Acard's Small Business RAID Appliance

The Big Black Box In Detail

The ARS-3031 is configured with DIP switches on the back of the unit, which are used to select one of the following RAID operation modes: JBOD (just a bunch of drives), RAID 0 (striping), RAID 1 (mirroring), RAID 0+1 (mirroring + striping), RAID 3 (striping with parity) and RAID 5 (striping with rotating parity). You can also specify a hot spare hard drive to rebuild the array if a drive should fail.

During the configuration process, the DIP switches first need to be disabled at the same time. This causes a system reset of the ARS-3031, which is confirmed by three beeps. You can then select the dip switch configuration that will set your preferred RAID mode. The SCSI ID is set using the same dip switch block. An automatic SCSI ID assignment via SCAM, however, did not work during our test.

If there is a problem with the RAID array (which would usually be a broken drive), the ARS-3031 lets you know with a built in alarm. Luckily there is a mute button on the front of the appliance. We recommend attaching the lockable front grid in order to make the drives and the mute button inaccessible, so an alarm will not be accidentally set off.

The SCSI interface uses 68-pin low-voltage differential SCSI cable. Though Acard provides one, its length of approximately 20" is inadequate, because it reduces your operating range and forces you to deploy the ARS-3031 right above or below your host system - unless you go ahead and buy a larger cable, which again can be expensive.

The noise level of 60 db(A) that we measured at a distance of approximately one yard from the device makes the appliance far too noisy for an office environment. Unfortunately, the fans always rotate at their maximum speed, which causes considerable noise and reduces this device's flexibility. Temperature controlled fans would not change the system cost dramatically and would make it possible to run it outside of server rooms if necessary.

We simulated a failed drive by removing one of the array components.
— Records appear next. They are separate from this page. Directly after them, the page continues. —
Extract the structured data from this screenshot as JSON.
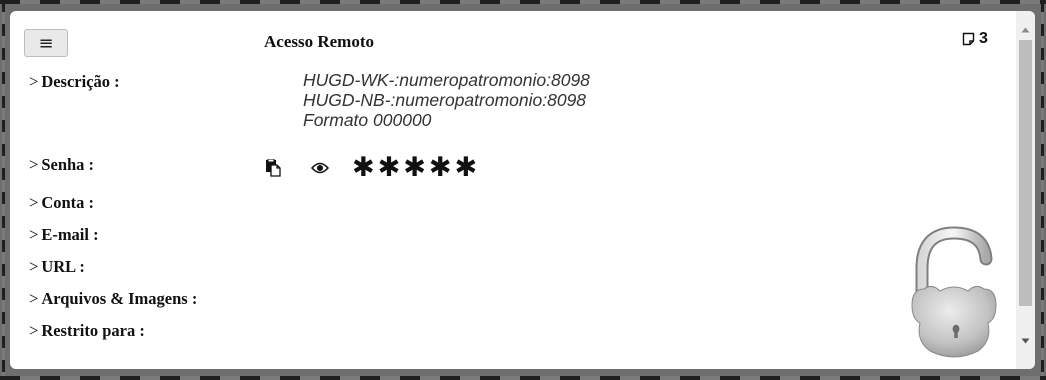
{
  "header": {
    "menu_icon": "hamburger-icon",
    "menu_glyph": "≡",
    "title": "Acesso Remoto",
    "notes_icon": "note-icon",
    "notes_count": "3"
  },
  "fields": {
    "chevron": ">",
    "descricao": "Descrição :",
    "senha": "Senha :",
    "conta": "Conta :",
    "email": "E-mail :",
    "url": "URL :",
    "arquivos": "Arquivos & Imagens :",
    "restrito": "Restrito para :"
  },
  "description": {
    "lines": [
      "HUGD-WK-:numeropatromonio:8098",
      "HUGD-NB-:numeropatromonio:8098",
      "Formato 000000"
    ]
  },
  "password": {
    "copy_icon": "copy-icon",
    "reveal_icon": "eye-icon",
    "masked": "✱✱✱✱✱"
  },
  "decoration": {
    "lock_icon": "open-padlock-icon"
  },
  "scrollbar": {
    "up_icon": "scroll-up-arrow-icon",
    "down_icon": "scroll-down-arrow-icon"
  }
}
As expected, the test array (RAID 5) remained operational. Reinserting the drive triggered an automatic array reconstruction process.
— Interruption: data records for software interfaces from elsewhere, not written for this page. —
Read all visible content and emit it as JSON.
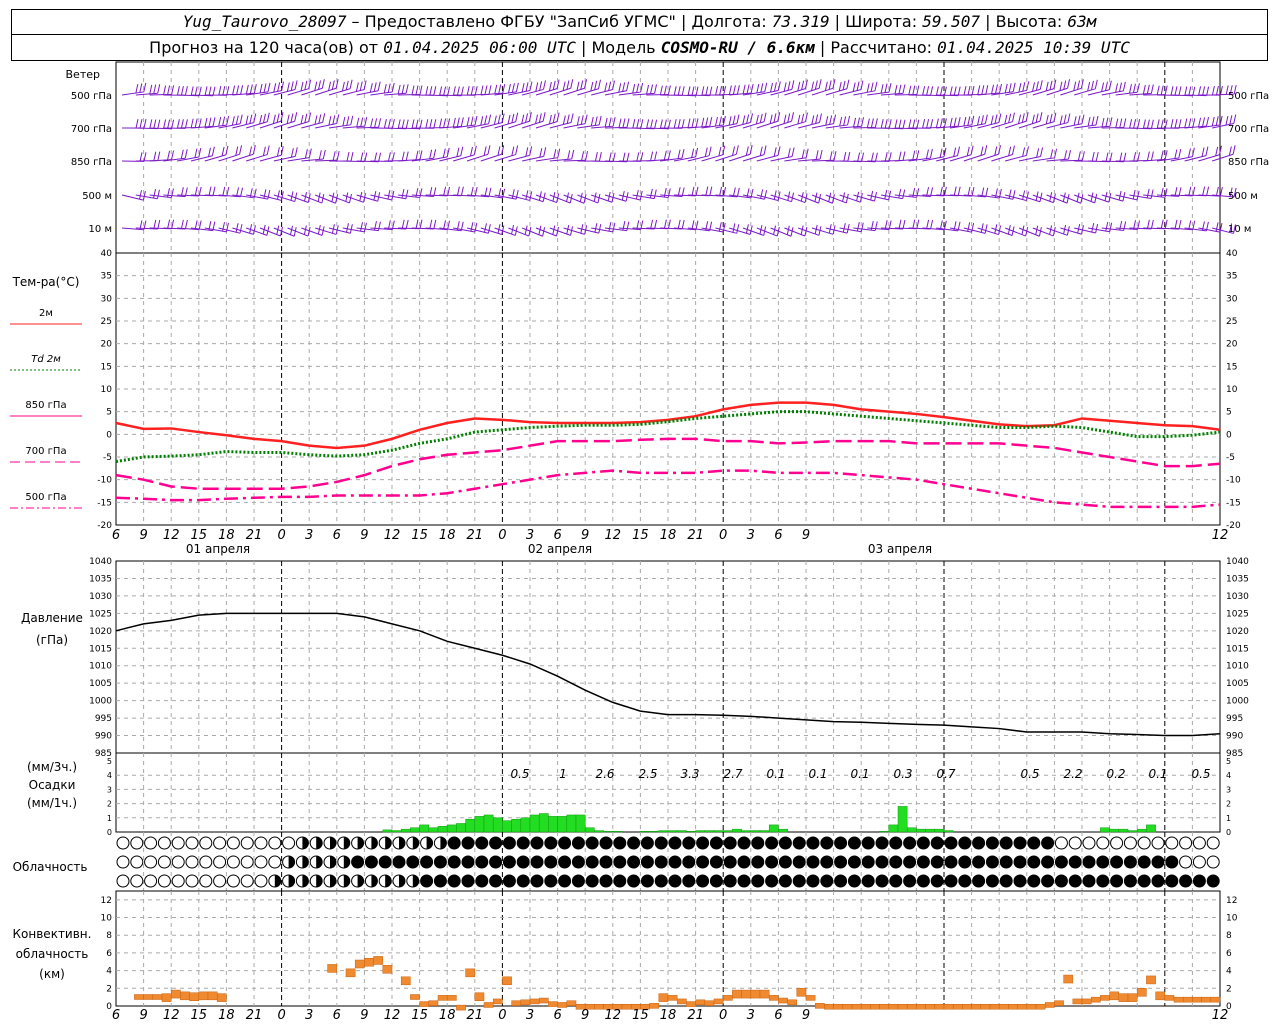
{
  "header": {
    "station": "Yug_Taurovo_28097",
    "provider": "Предоставлено ФГБУ \"ЗапСиб УГМС\"",
    "lon_label": "Долгота:",
    "lon": "73.319",
    "lat_label": "Широта:",
    "lat": "59.507",
    "alt_label": "Высота:",
    "alt": "63м",
    "forecast_label": "Прогноз на 120 часа(ов) от",
    "forecast_start": "01.04.2025 06:00 UTC",
    "model_label": "Модель",
    "model": "COSMO-RU / 6.6км",
    "calc_label": "Рассчитано:",
    "calc_time": "01.04.2025 10:39 UTC"
  },
  "wind_panel": {
    "title": "Ветер",
    "levels": [
      "500 гПа",
      "700 гПа",
      "850 гПа",
      "500 м",
      "10 м"
    ],
    "color": "#7b18c8"
  },
  "temp_panel": {
    "title": "Тем-ра(°C)",
    "legend": [
      {
        "label": "2м",
        "color": "#ff2020",
        "style": "solid"
      },
      {
        "label": "Td  2м",
        "color": "#008000",
        "style": "dotted"
      },
      {
        "label": "850 гПа",
        "color": "#ff0090",
        "style": "solid"
      },
      {
        "label": "700 гПа",
        "color": "#ff0090",
        "style": "dashed"
      },
      {
        "label": "500 гПа",
        "color": "#ff0090",
        "style": "dashdot"
      }
    ],
    "yticks": [
      "40",
      "35",
      "30",
      "25",
      "20",
      "15",
      "10",
      "5",
      "0",
      "-5",
      "-10",
      "-15",
      "-20"
    ],
    "date_labels": [
      "01 апреля",
      "02 апреля",
      "03 апреля"
    ]
  },
  "pressure_panel": {
    "title1": "Давление",
    "title2": "(гПа)",
    "yticks": [
      "1040",
      "1035",
      "1030",
      "1025",
      "1020",
      "1015",
      "1010",
      "1005",
      "1000",
      "995",
      "990",
      "985"
    ]
  },
  "precip_panel": {
    "title1": "(мм/3ч.)",
    "title2": "Осадки",
    "title3": "(мм/1ч.)",
    "yticks": [
      "5",
      "4",
      "3",
      "2",
      "1",
      "0"
    ],
    "totals": [
      "0.5",
      "1",
      "2.6",
      "2.5",
      "3.3",
      "2.7",
      "0.1",
      "0.1",
      "0.1",
      "0.3",
      "0.7",
      "0.5",
      "2.2",
      "0.2",
      "0.1",
      "0.5"
    ]
  },
  "cloud_panel": {
    "title": "Облачность"
  },
  "conv_panel": {
    "title1": "Конвективн.",
    "title2": "облачность",
    "title3": "(км)",
    "yticks": [
      "12",
      "10",
      "8",
      "6",
      "4",
      "2",
      "0"
    ]
  },
  "time_axis": {
    "ticks": [
      "6",
      "9",
      "12",
      "15",
      "18",
      "21",
      "0",
      "3",
      "6",
      "9",
      "12",
      "15",
      "18",
      "21",
      "0",
      "3",
      "6",
      "9",
      "12",
      "15",
      "18",
      "21",
      "0",
      "3",
      "6",
      "9",
      "12"
    ]
  },
  "chart_data": [
    {
      "type": "line",
      "title": "Тем-ра(°C)",
      "x_hours": [
        0,
        3,
        6,
        9,
        12,
        15,
        18,
        21,
        24,
        27,
        30,
        33,
        36,
        39,
        42,
        45,
        48,
        51,
        54,
        57,
        60,
        63,
        66,
        69,
        72,
        75,
        78,
        81,
        84,
        87,
        90,
        93,
        96,
        99,
        102,
        105,
        108,
        111,
        114,
        117,
        120
      ],
      "ylim": [
        -20,
        40
      ],
      "series": [
        {
          "name": "2м",
          "values": [
            2.5,
            1.2,
            1.3,
            0.5,
            -0.2,
            -1.0,
            -1.5,
            -2.5,
            -3.0,
            -2.5,
            -1.0,
            1.0,
            2.5,
            3.5,
            3.2,
            2.7,
            2.5,
            2.5,
            2.5,
            2.7,
            3.2,
            4.0,
            5.5,
            6.5,
            7.0,
            7.0,
            6.5,
            5.5,
            5.0,
            4.5,
            3.8,
            3.0,
            2.2,
            1.8,
            2.0,
            3.5,
            3.0,
            2.5,
            2.0,
            1.8,
            1.0
          ]
        },
        {
          "name": "Td  2м",
          "values": [
            -6.0,
            -5.0,
            -4.8,
            -4.5,
            -3.8,
            -4.0,
            -4.0,
            -4.5,
            -4.8,
            -4.5,
            -3.5,
            -2.0,
            -1.0,
            0.5,
            1.0,
            1.5,
            1.8,
            2.0,
            2.0,
            2.2,
            2.8,
            3.5,
            4.0,
            4.5,
            5.0,
            5.0,
            4.5,
            4.0,
            3.5,
            3.0,
            2.5,
            2.0,
            1.5,
            1.5,
            1.8,
            1.5,
            0.5,
            -0.5,
            -0.5,
            -0.2,
            0.5
          ]
        },
        {
          "name": "700 гПа",
          "values": [
            -9.0,
            -10.0,
            -11.5,
            -12.0,
            -12.0,
            -12.0,
            -12.0,
            -11.5,
            -10.5,
            -9.0,
            -7.0,
            -5.5,
            -4.5,
            -4.0,
            -3.5,
            -2.5,
            -1.5,
            -1.5,
            -1.5,
            -1.2,
            -1.0,
            -1.0,
            -1.5,
            -1.5,
            -2.0,
            -1.8,
            -1.5,
            -1.5,
            -1.5,
            -2.0,
            -2.0,
            -2.0,
            -2.0,
            -2.5,
            -3.0,
            -4.0,
            -5.0,
            -6.0,
            -7.0,
            -7.0,
            -6.5
          ]
        },
        {
          "name": "500 гПа",
          "values": [
            -14.0,
            -14.2,
            -14.5,
            -14.5,
            -14.2,
            -14.0,
            -13.8,
            -13.8,
            -13.5,
            -13.5,
            -13.5,
            -13.5,
            -13.0,
            -12.0,
            -11.0,
            -10.0,
            -9.0,
            -8.5,
            -8.0,
            -8.5,
            -8.5,
            -8.5,
            -8.0,
            -8.0,
            -8.5,
            -8.5,
            -8.5,
            -9.0,
            -9.5,
            -10.0,
            -11.0,
            -12.0,
            -13.0,
            -14.0,
            -15.0,
            -15.5,
            -16.0,
            -16.0,
            -16.0,
            -16.0,
            -15.5
          ]
        }
      ]
    },
    {
      "type": "line",
      "title": "Давление",
      "x_hours": [
        0,
        3,
        6,
        9,
        12,
        15,
        18,
        21,
        24,
        27,
        30,
        33,
        36,
        39,
        42,
        45,
        48,
        51,
        54,
        57,
        60,
        63,
        66,
        69,
        72,
        75,
        78,
        81,
        84,
        87,
        90,
        93,
        96,
        99,
        102,
        105,
        108,
        111,
        114,
        117,
        120
      ],
      "ylim": [
        985,
        1040
      ],
      "series": [
        {
          "name": "(гПа)",
          "values": [
            1020,
            1022,
            1023,
            1024.5,
            1025,
            1025,
            1025,
            1025,
            1025,
            1024,
            1022,
            1020,
            1017,
            1015,
            1013,
            1010.5,
            1007,
            1003,
            999.5,
            997,
            996,
            996,
            995.8,
            995.5,
            995,
            994.5,
            994,
            993.8,
            993.5,
            993.2,
            993,
            992.5,
            992,
            991,
            991,
            991,
            990.5,
            990.3,
            990,
            990,
            990.5
          ]
        }
      ]
    },
    {
      "type": "bar",
      "title": "Осадки",
      "x_hours": [
        30,
        31,
        32,
        33,
        34,
        35,
        36,
        37,
        38,
        39,
        40,
        41,
        42,
        43,
        44,
        45,
        46,
        47,
        48,
        49,
        50,
        51,
        52,
        53,
        54,
        55,
        56,
        57,
        58,
        59,
        60,
        61,
        62,
        63,
        64,
        65,
        66,
        67,
        68,
        69,
        70,
        71,
        72,
        73,
        74,
        75,
        76,
        77,
        78,
        79,
        80,
        81,
        82,
        83,
        84,
        85,
        86,
        87,
        88,
        89,
        90,
        91,
        92,
        93,
        94,
        95,
        96,
        97,
        98,
        99,
        100,
        101,
        102,
        103,
        104,
        105,
        106,
        107,
        108,
        109,
        110,
        111,
        112,
        113,
        114,
        115,
        116,
        117,
        118,
        119,
        120
      ],
      "ylim": [
        0,
        5
      ],
      "series": [
        {
          "name": "(мм/1ч.)",
          "values": [
            0.15,
            0.1,
            0.2,
            0.3,
            0.5,
            0.3,
            0.4,
            0.5,
            0.6,
            0.9,
            1.1,
            1.2,
            1.0,
            0.8,
            0.9,
            1.0,
            1.2,
            1.3,
            1.1,
            1.1,
            1.2,
            1.2,
            0.3,
            0.1,
            0.05,
            0.05,
            0,
            0,
            0.05,
            0.05,
            0.1,
            0.1,
            0.1,
            0.05,
            0.1,
            0.1,
            0.1,
            0.1,
            0.2,
            0.1,
            0.1,
            0.1,
            0.5,
            0.2,
            0,
            0,
            0,
            0,
            0,
            0,
            0,
            0,
            0,
            0,
            0.05,
            0.5,
            1.8,
            0.3,
            0.2,
            0.2,
            0.2,
            0.1,
            0,
            0,
            0,
            0,
            0,
            0,
            0,
            0,
            0,
            0,
            0,
            0,
            0,
            0,
            0,
            0,
            0.3,
            0.2,
            0.2,
            0.1,
            0.2,
            0.5,
            0,
            0,
            0,
            0,
            0,
            0,
            0
          ]
        }
      ]
    },
    {
      "type": "bar",
      "title": "Конвективн. облачность",
      "x_hours": [
        3,
        4,
        5,
        6,
        7,
        8,
        9,
        10,
        11,
        12,
        24,
        26,
        27,
        28,
        29,
        30,
        32,
        33,
        34,
        35,
        36,
        37,
        38,
        39,
        40,
        41,
        42,
        43,
        44,
        45,
        46,
        47,
        48,
        49,
        50,
        51,
        52,
        53,
        54,
        55,
        56,
        57,
        58,
        59,
        60,
        61,
        62,
        63,
        64,
        65,
        66,
        67,
        68,
        69,
        70,
        71,
        72,
        73,
        74,
        75,
        76,
        77,
        78,
        79,
        80,
        81,
        82,
        83,
        84,
        85,
        86,
        87,
        88,
        89,
        90,
        91,
        92,
        93,
        94,
        95,
        96,
        97,
        98,
        99,
        100,
        101,
        102,
        103,
        104,
        105,
        106,
        107,
        108,
        109,
        110,
        111,
        112,
        113,
        114,
        115,
        116,
        117,
        118,
        119,
        120
      ],
      "ylim": [
        0,
        12
      ],
      "series": [
        {
          "name": "(км)",
          "values": [
            1.3,
            1.3,
            1.3,
            1.4,
            1.8,
            1.6,
            1.5,
            1.6,
            1.6,
            1.4,
            4.7,
            4.2,
            5.2,
            5.4,
            5.6,
            4.6,
            3.3,
            1.3,
            0.5,
            0.6,
            1.2,
            1.2,
            0.1,
            4.2,
            1.5,
            0.4,
            0.8,
            3.3,
            0.6,
            0.7,
            0.8,
            0.9,
            0.5,
            0.4,
            0.6,
            0.2,
            0.2,
            0.2,
            0.2,
            0.2,
            0.2,
            0.2,
            0.2,
            0.3,
            1.4,
            1.2,
            0.8,
            0.5,
            0.7,
            0.6,
            0.8,
            1.2,
            1.8,
            1.8,
            1.8,
            1.8,
            1.2,
            0.9,
            0.7,
            2.0,
            1.2,
            0.3,
            0.2,
            0.2,
            0.2,
            0.2,
            0.2,
            0.2,
            0.2,
            0.2,
            0.2,
            0.2,
            0.2,
            0.2,
            0.2,
            0.2,
            0.2,
            0.2,
            0.2,
            0.2,
            0.2,
            0.2,
            0.2,
            0.2,
            0.2,
            0.2,
            0.4,
            0.6,
            3.5,
            0.8,
            0.8,
            1.0,
            1.2,
            1.6,
            1.4,
            1.4,
            2.0,
            3.4,
            1.6,
            1.2,
            1.0,
            1.0,
            1.0,
            1.0,
            1.0
          ]
        }
      ]
    }
  ]
}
It's nice to see that Acard provides a SCSI terminator to end the SCSI link correctly. Terminators are used to avoid signal reflection.